Top of DATASET CONTENT

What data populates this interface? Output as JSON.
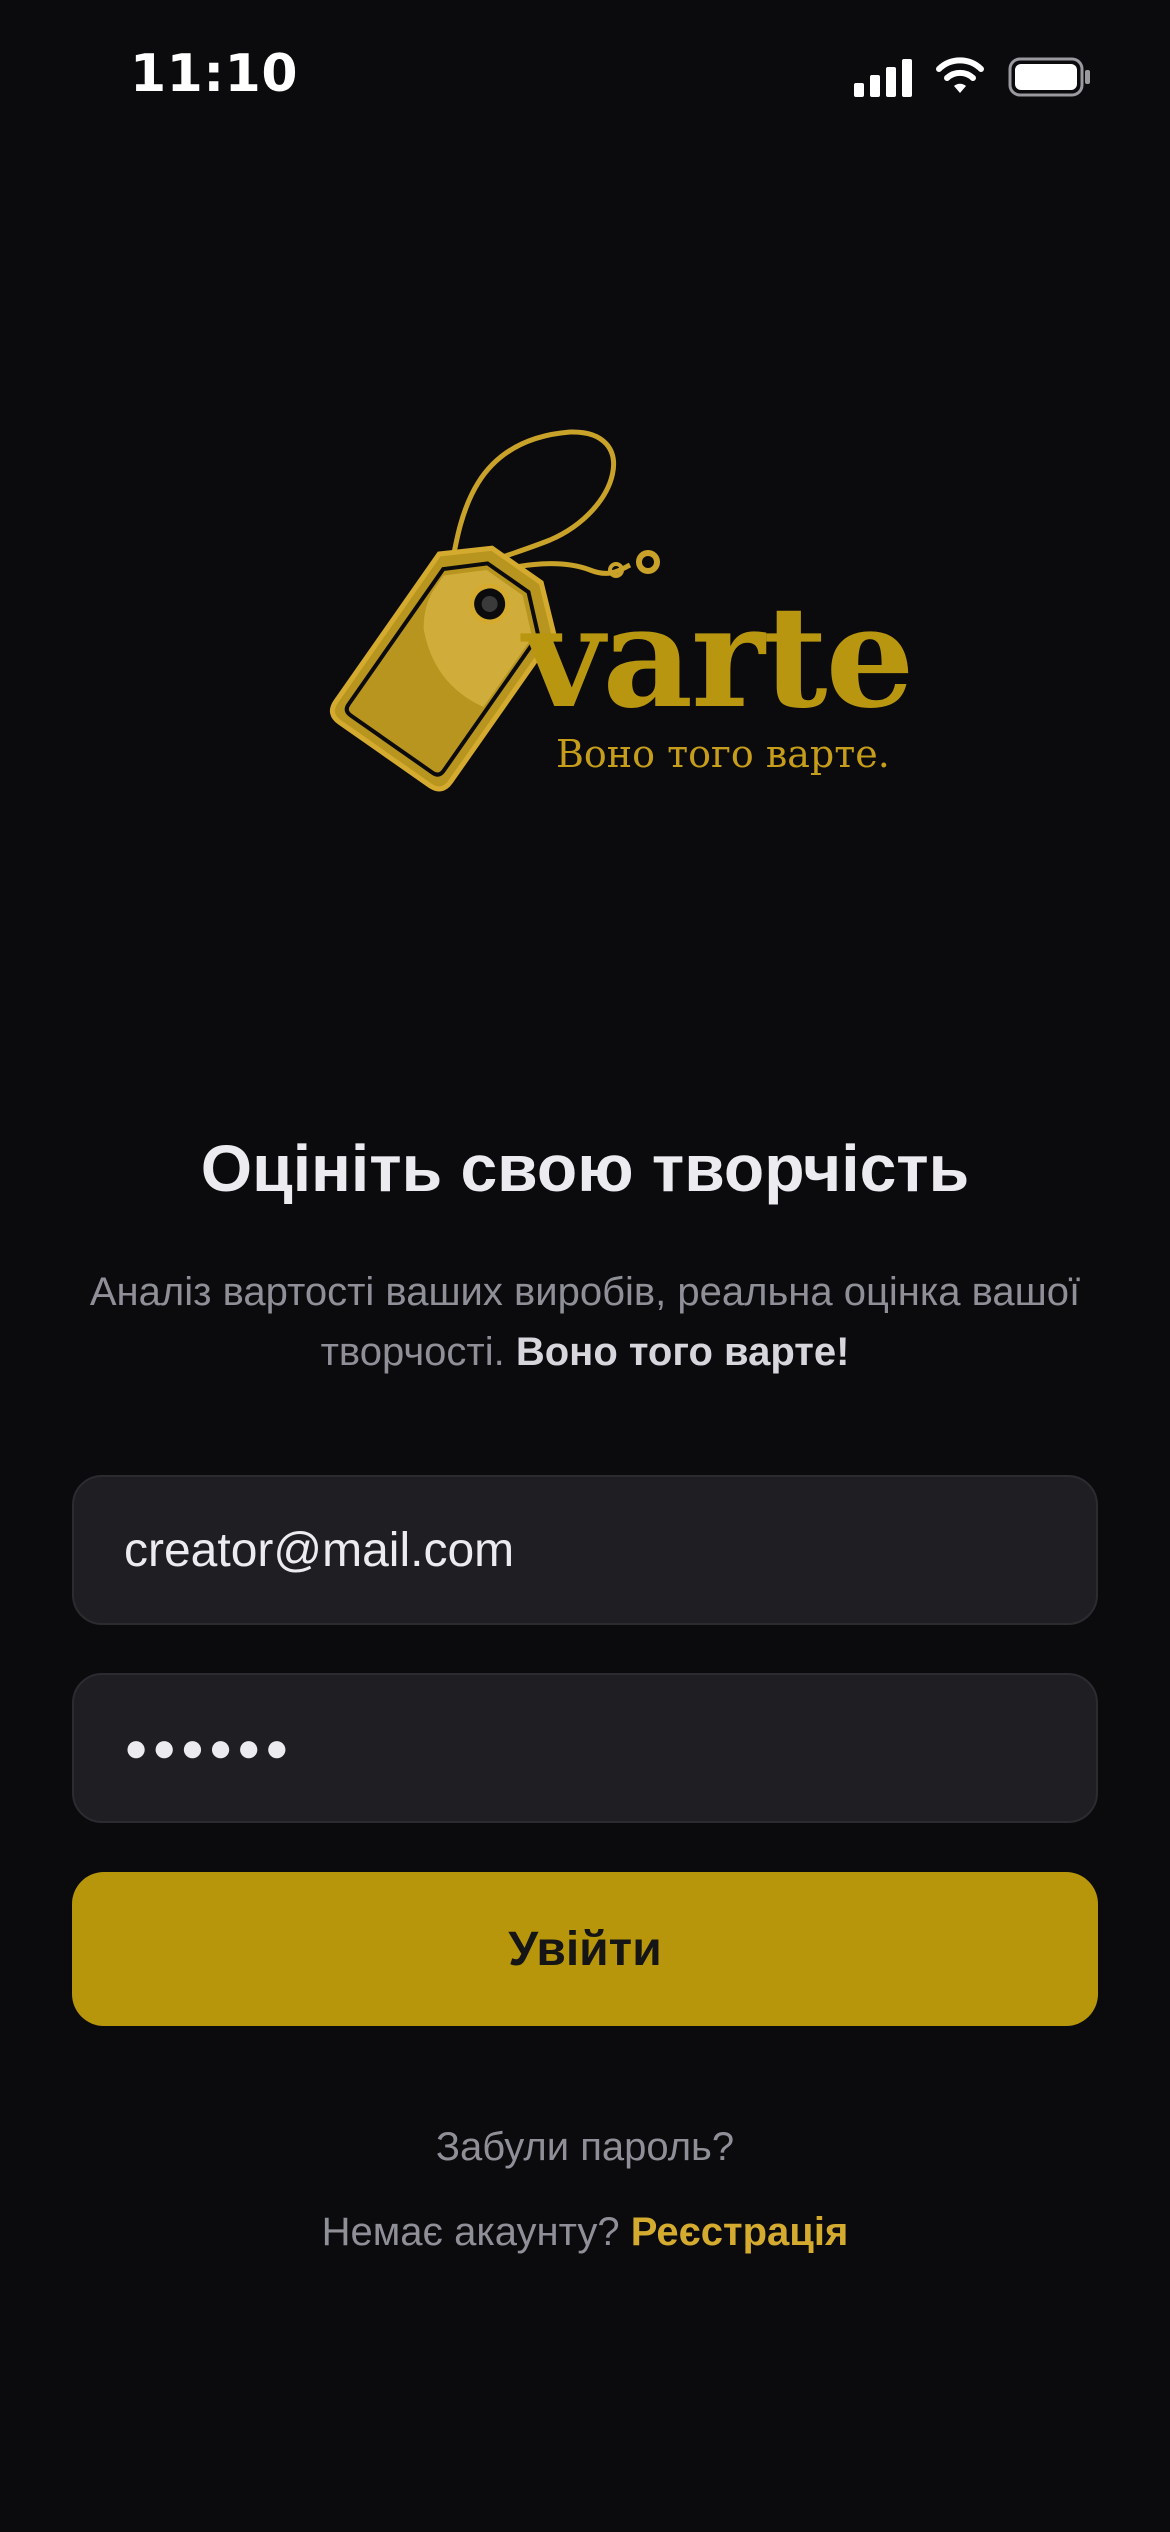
{
  "status_bar": {
    "time": "11:10",
    "icons": [
      "cellular-signal-icon",
      "wifi-icon",
      "battery-icon"
    ]
  },
  "logo": {
    "wordmark": "varte",
    "tagline": "Воно того варте.",
    "icon": "price-tag-icon"
  },
  "intro": {
    "title": "Оцініть свою творчість",
    "subtitle_text": "Аналіз вартості ваших виробів, реальна оцінка вашої творчості.",
    "subtitle_emphasis": "Воно того варте!"
  },
  "form": {
    "email_value": "creator@mail.com",
    "password_value": "●●●●●●",
    "login_label": "Увійти",
    "forgot_password": "Забули пароль?",
    "no_account_text": "Немає акаунту?",
    "register_label": "Реєстрація"
  },
  "colors": {
    "background": "#0b0b0e",
    "accent": "#b8960b",
    "field_background": "#1f1f23",
    "muted_text": "#8f8f98",
    "link": "#d4ab2f"
  }
}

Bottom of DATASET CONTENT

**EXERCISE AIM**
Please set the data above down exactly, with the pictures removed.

**RESULT BELOW**
What data populates this interface? Output as JSON.
{
  "status_bar": {
    "time": "11:10",
    "icons": [
      "cellular-signal-icon",
      "wifi-icon",
      "battery-icon"
    ]
  },
  "logo": {
    "wordmark": "varte",
    "tagline": "Воно того варте.",
    "icon": "price-tag-icon"
  },
  "intro": {
    "title": "Оцініть свою творчість",
    "subtitle_text": "Аналіз вартості ваших виробів, реальна оцінка вашої творчості.",
    "subtitle_emphasis": "Воно того варте!"
  },
  "form": {
    "email_value": "creator@mail.com",
    "password_value": "●●●●●●",
    "login_label": "Увійти",
    "forgot_password": "Забули пароль?",
    "no_account_text": "Немає акаунту?",
    "register_label": "Реєстрація"
  },
  "colors": {
    "background": "#0b0b0e",
    "accent": "#b8960b",
    "field_background": "#1f1f23",
    "muted_text": "#8f8f98",
    "link": "#d4ab2f"
  }
}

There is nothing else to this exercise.